See index for CA sketch: Born January 9, 1919, in New York, NY; died of heart and respiratory failure, May 30, 2007, in New London, CT. Educator and author. Meredith was a Pulitzer Prize- and National Book Award-winning poet, as well as former poet laureate of the United States. A 1940 graduate of Princeton University, he worked briefly for the New York Times as a copy boy and reporter before World War II. Enlisting in the U.S. Army Air Forces, in 1942 he transferred to the Navy and served as a pilot in the Pacific theater. He taught English at his alma mater after the war, but then reenlisted for active duty in Korea. Meredith earned two Air Medals and was promoted to lieutenant commander. Settling in Connecticut, he joined the Connecticut College faculty, where he would remain until his 1983 retirement. As a poet, Meredith was known for his meticulous, formal style, his careful choice of words that implied so much more than was actually written on the page. He contemplated such subjects as mortality, loneliness, and fear, drawing on his war experiences, especially in his early work. Since he had been in the navy, it seemed natural, too, that many of his verses were about the sea and ships. Because he was such a careful writer, he was not prolific, publishing a dozen collections of verse over five decades. He earned the Pulitzer in 1988 for his Partial Accounts: New and Selected Poems (1987), and a National Book Award in 1997 for Effort at Speech: New and Selected Poems (1997), the latter a book contemplating his efforts at regaining his speech after a 1983 stroke that prevented him from writing for many years and also forced him to retire from teaching. Meredith also served as consultant in poetry to the Library of Congress from 1978 to 1980, a position that was later renamed poet laureate. Among his other poetry titles are The Open Sea and Other Poems (1958), Earth Walk: New and Selected Poems (1970), and The Cheer (1980). He also edited books and penned nonfiction titles, such as The Poet and the Poem (1990).
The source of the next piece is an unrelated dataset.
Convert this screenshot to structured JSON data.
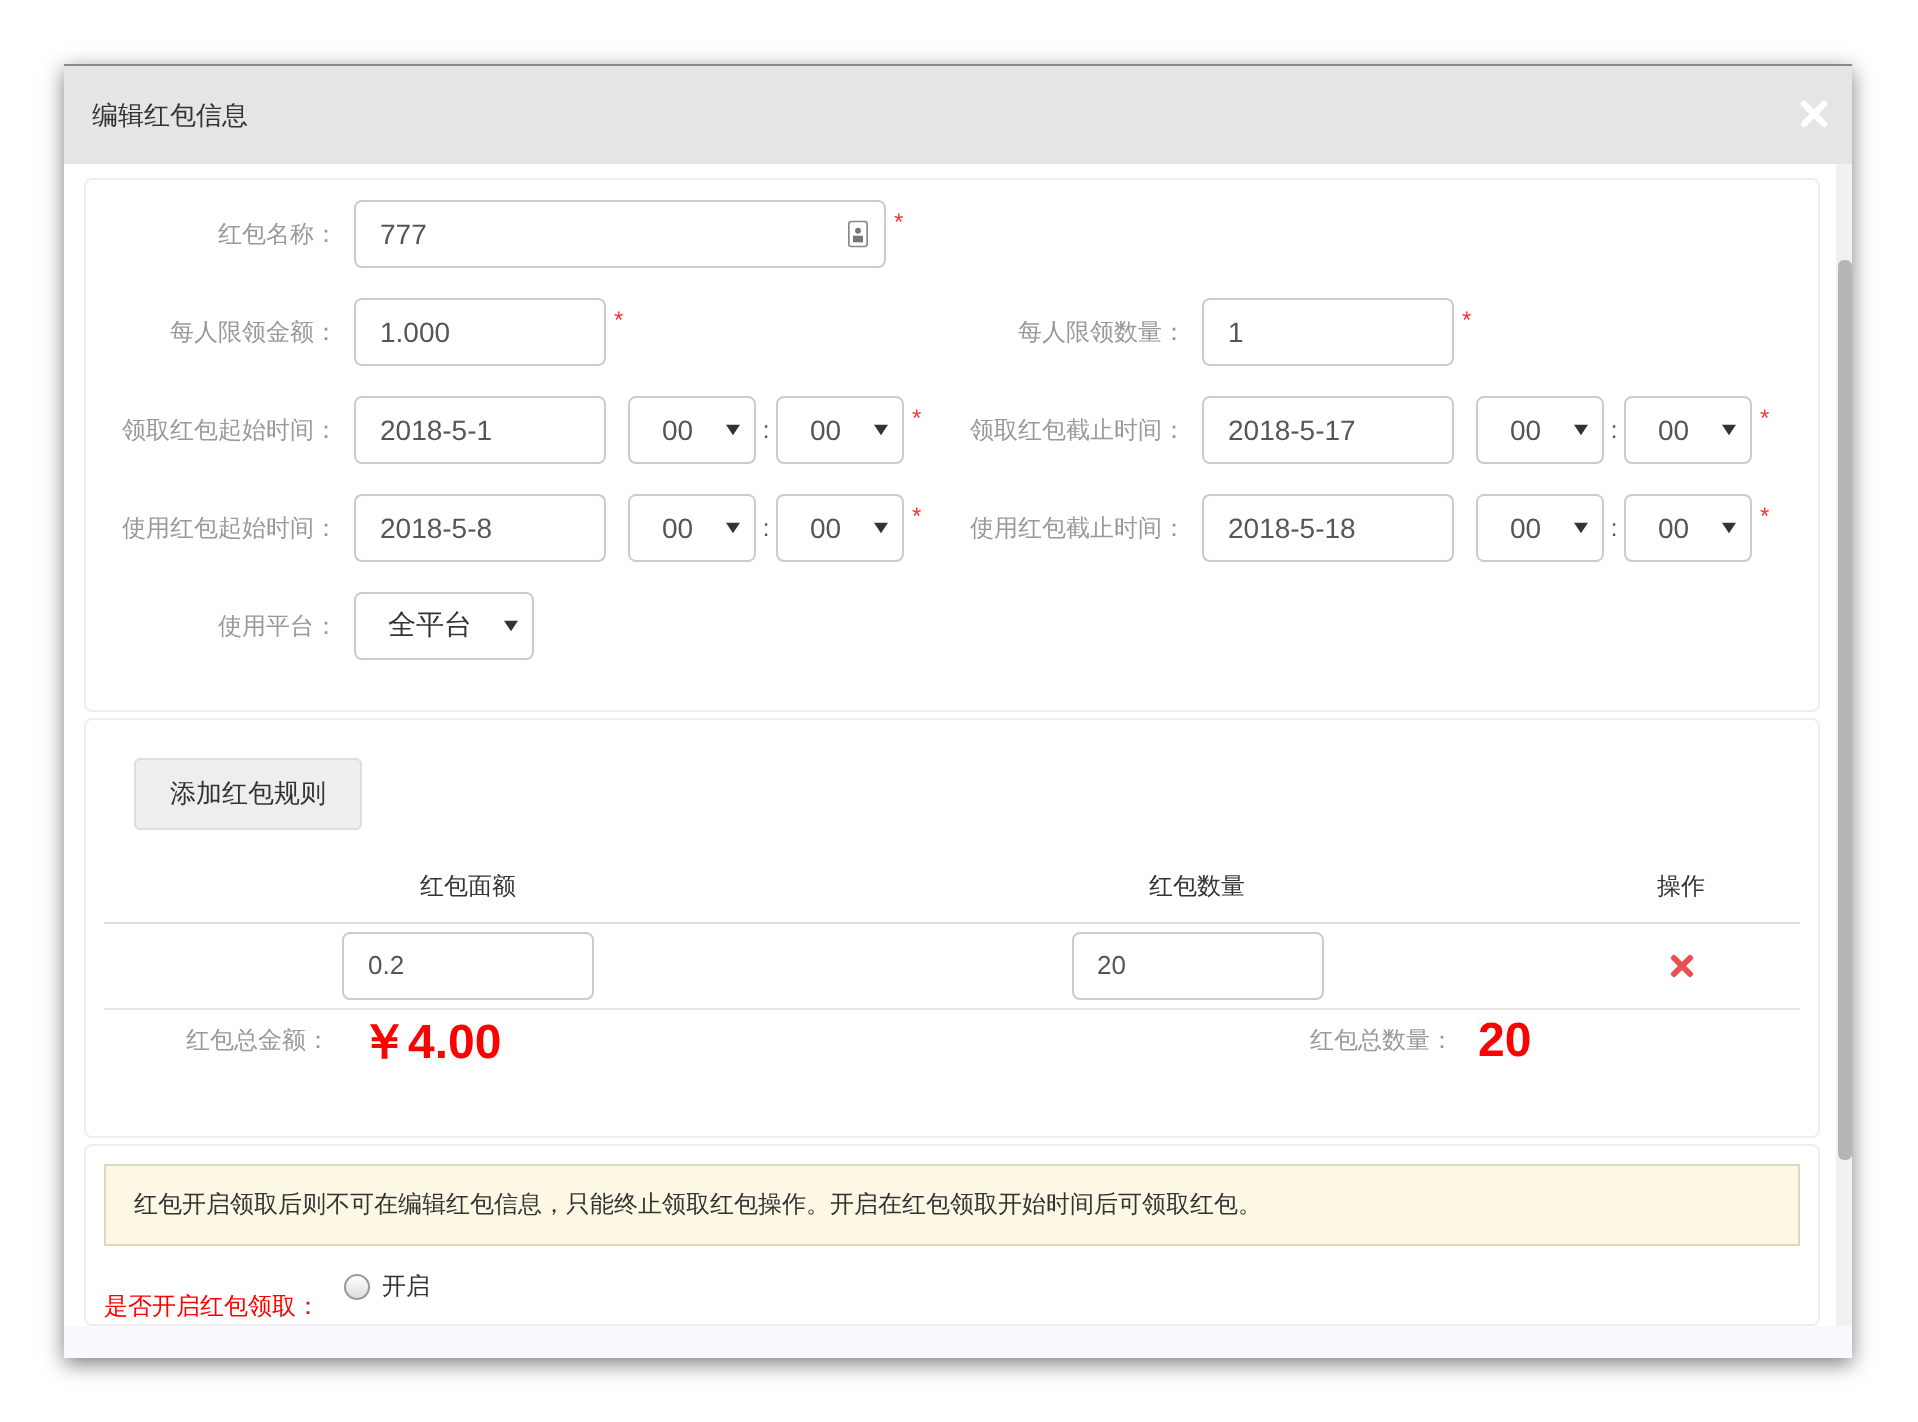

Los Angeles Times, June 4, 2007, p. B7.

New York Times, June 1, 2007, p. C11.

Times (London, England), June 18, 2007, p. 51.